Irish Pioneers in Kentucky: a series of articles published in the Gaelic American
Here’s a fascinating tidbit I just learned from this book:
“The True Discoverer of Kentucky.
Not Daniel Boone, as is Generally Supposed, but an Irish Pioneer named James McBride. Testimony of Impartial Historians. Our Irish-American literary and historical associations could do no better work than turn the searchlight on the early records of Kentucky. Of all the original Thirteen Colonies, none present a wider, more prolific or more interesting field for historical research than that portion of the Colony of Virginia, originally called Fincastle County, and which, in 1779, was formed into the State of Kentucky.

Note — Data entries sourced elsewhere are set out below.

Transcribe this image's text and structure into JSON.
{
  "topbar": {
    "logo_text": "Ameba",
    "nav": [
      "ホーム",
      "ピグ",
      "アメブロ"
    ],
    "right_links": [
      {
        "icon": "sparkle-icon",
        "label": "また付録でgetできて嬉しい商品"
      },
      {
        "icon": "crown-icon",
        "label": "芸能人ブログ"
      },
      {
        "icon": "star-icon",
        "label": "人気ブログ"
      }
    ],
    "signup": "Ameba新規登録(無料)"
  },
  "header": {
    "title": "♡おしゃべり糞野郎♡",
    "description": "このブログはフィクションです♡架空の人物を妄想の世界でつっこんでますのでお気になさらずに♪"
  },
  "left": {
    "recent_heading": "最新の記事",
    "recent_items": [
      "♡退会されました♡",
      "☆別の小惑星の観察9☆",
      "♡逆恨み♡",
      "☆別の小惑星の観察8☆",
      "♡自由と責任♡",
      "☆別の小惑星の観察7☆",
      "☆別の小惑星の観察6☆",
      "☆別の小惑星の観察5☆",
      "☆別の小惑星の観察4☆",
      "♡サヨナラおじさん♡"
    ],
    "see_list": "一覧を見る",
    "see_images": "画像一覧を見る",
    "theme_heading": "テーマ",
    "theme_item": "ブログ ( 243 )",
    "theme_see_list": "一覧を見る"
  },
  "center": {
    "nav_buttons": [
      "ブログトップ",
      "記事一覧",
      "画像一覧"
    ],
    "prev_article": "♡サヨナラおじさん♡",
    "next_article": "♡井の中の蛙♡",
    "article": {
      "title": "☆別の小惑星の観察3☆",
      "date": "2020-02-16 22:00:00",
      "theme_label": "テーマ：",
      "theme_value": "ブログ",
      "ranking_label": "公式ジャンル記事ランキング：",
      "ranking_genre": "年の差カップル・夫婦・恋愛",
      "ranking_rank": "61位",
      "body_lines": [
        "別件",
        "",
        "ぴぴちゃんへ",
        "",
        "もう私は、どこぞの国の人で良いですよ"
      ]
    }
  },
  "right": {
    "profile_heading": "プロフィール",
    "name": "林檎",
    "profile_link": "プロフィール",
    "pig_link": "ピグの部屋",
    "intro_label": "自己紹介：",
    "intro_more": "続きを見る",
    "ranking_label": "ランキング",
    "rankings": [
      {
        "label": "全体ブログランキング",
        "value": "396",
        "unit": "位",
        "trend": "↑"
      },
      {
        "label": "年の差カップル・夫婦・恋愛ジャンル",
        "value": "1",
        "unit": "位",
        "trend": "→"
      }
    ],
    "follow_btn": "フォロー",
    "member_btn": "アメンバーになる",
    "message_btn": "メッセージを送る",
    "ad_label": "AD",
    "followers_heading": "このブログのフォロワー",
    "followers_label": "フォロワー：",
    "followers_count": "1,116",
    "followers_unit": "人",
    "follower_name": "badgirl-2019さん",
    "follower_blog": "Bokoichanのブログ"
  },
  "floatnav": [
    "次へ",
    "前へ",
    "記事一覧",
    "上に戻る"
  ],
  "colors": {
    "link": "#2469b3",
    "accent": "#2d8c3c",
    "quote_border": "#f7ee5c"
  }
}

It may be said that the early history of Kentucky is contemporary with that of Virginia and the Carolinas. It was from those Colonies that the pioneers of the “Blue Grass State” set out in search of adventure and fortune in the unknown land beyond the great ranges of the Appalachians, and although historians invariably give the credit to the renowned hunter, Daniel Boone, as having been “the discoverer of Kentucky,” we shall quote authorities to show that long before the valiant Boone ever saw the sky over fair Kentucky, another daring hunter from Virginia had blazed a path through that region and paved the way for the more famous explorers that succeeded him. And it is not the least bit remarkable to find that the first white man who traversed that region and made known its possibilities to a waiting world, bore an Irish name, James McBride.
In all likelihood he was a native of Ireland. Our authorities for this statement are no less than the eminent historians of Kentucky, Judge Lewis Collins and John Filson. Collins is the leading authority on early Kentucky history. He was the author of “Kentucky, Its History, Antiquities and Biography.” It is a graphic story of the early settlement of the West, vivid, enthusiastic and minute; compiled with a loving and reverent industry from original records, and from the letters and papers of the pioneers themselves. These he sought out and rescued “from moths and mice in the lumber rooms of original log houses of the backwoods, or taken from the aged lips of some surviving relics of the olden time.” The details are interesting, not only to every Kentuckian for the sake of the abundant family history, but to every student of the part played by Irish immigrants in the early days of the great Southwest.”